- [Work instruction] Scan the records for the string "author" and copy every line that holds it.
***** Data under study *****
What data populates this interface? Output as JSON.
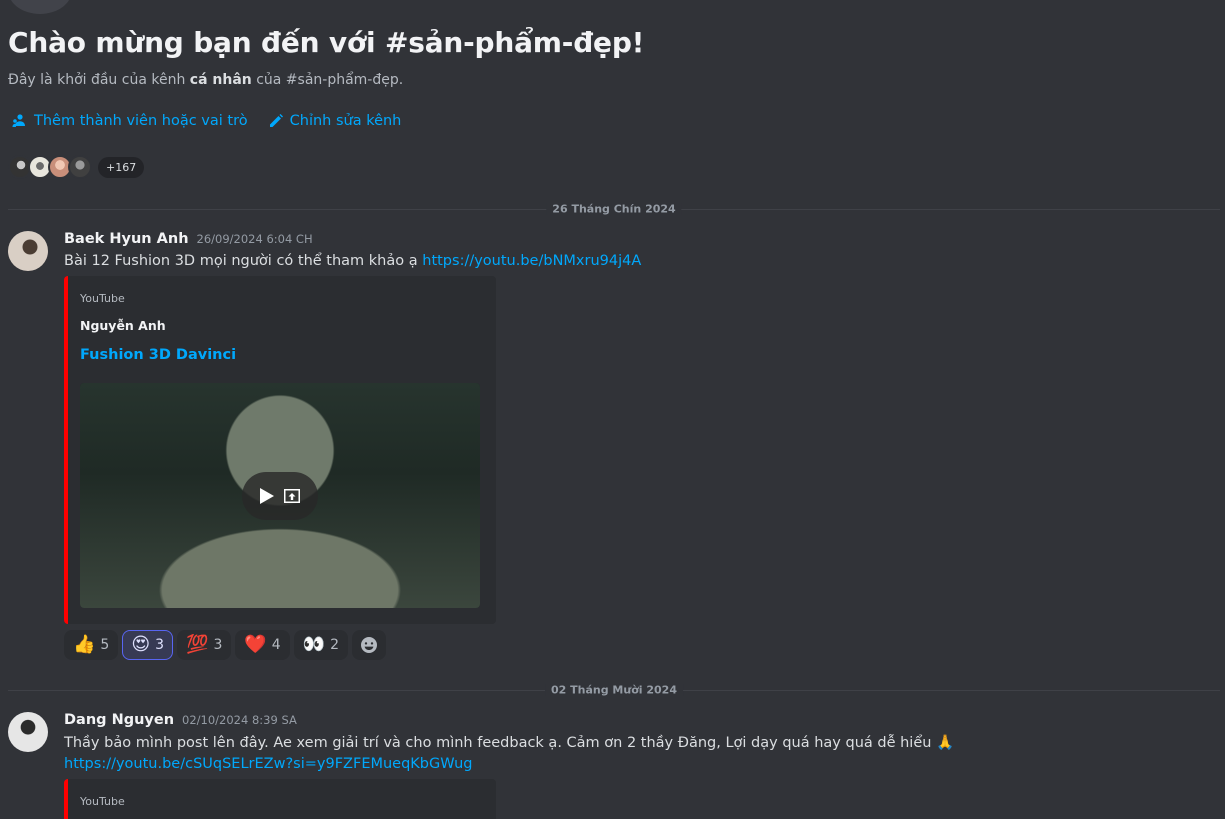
{
  "welcome": {
    "title": "Chào mừng bạn đến với #sản-phẩm-đẹp!",
    "subtitle_before": "Đây là khởi đầu của kênh ",
    "subtitle_bold": "cá nhân",
    "subtitle_after": " của #sản-phẩm-đẹp."
  },
  "actions": {
    "add_members": "Thêm thành viên hoặc vai trò",
    "edit_channel": "Chỉnh sửa kênh"
  },
  "members": {
    "more_count": "+167"
  },
  "dividers": {
    "first": "26 Tháng Chín 2024",
    "second": "02 Tháng Mười 2024"
  },
  "messages": [
    {
      "author": "Baek Hyun Anh",
      "time": "26/09/2024 6:04 CH",
      "text": "Bài 12 Fushion 3D mọi người có thể tham khảo ạ ",
      "link": "https://youtu.be/bNMxru94j4A",
      "embed": {
        "provider": "YouTube",
        "author": "Nguyễn Anh",
        "title": "Fushion 3D Davinci"
      },
      "reactions": [
        {
          "emoji": "👍",
          "count": "5",
          "icon": "thumbs-up-icon"
        },
        {
          "emoji": "😍",
          "count": "3",
          "icon": "heart-eyes-icon",
          "active": true
        },
        {
          "emoji": "💯",
          "count": "3",
          "icon": "hundred-points-icon"
        },
        {
          "emoji": "❤️",
          "count": "4",
          "icon": "red-heart-icon"
        },
        {
          "emoji": "👀",
          "count": "2",
          "icon": "eyes-icon"
        }
      ]
    },
    {
      "author": "Dang Nguyen",
      "time": "02/10/2024 8:39 SA",
      "text": "Thầy bảo mình post lên đây. Ae xem giải trí và cho mình feedback ạ. Cảm ơn 2 thầy Đăng, Lợi  dạy quá hay quá dễ hiểu 🙏",
      "link": "https://youtu.be/cSUqSELrEZw?si=y9FZFEMueqKbGWug",
      "embed": {
        "provider": "YouTube"
      }
    }
  ],
  "colors": {
    "background": "#313338",
    "link": "#00a8fc",
    "embed_border": "#ff0000",
    "active_reaction": "#5865f2"
  }
}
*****
- [Task result]
      "author": "Baek Hyun Anh",
        "author": "Nguyễn Anh",
      "author": "Dang Nguyen",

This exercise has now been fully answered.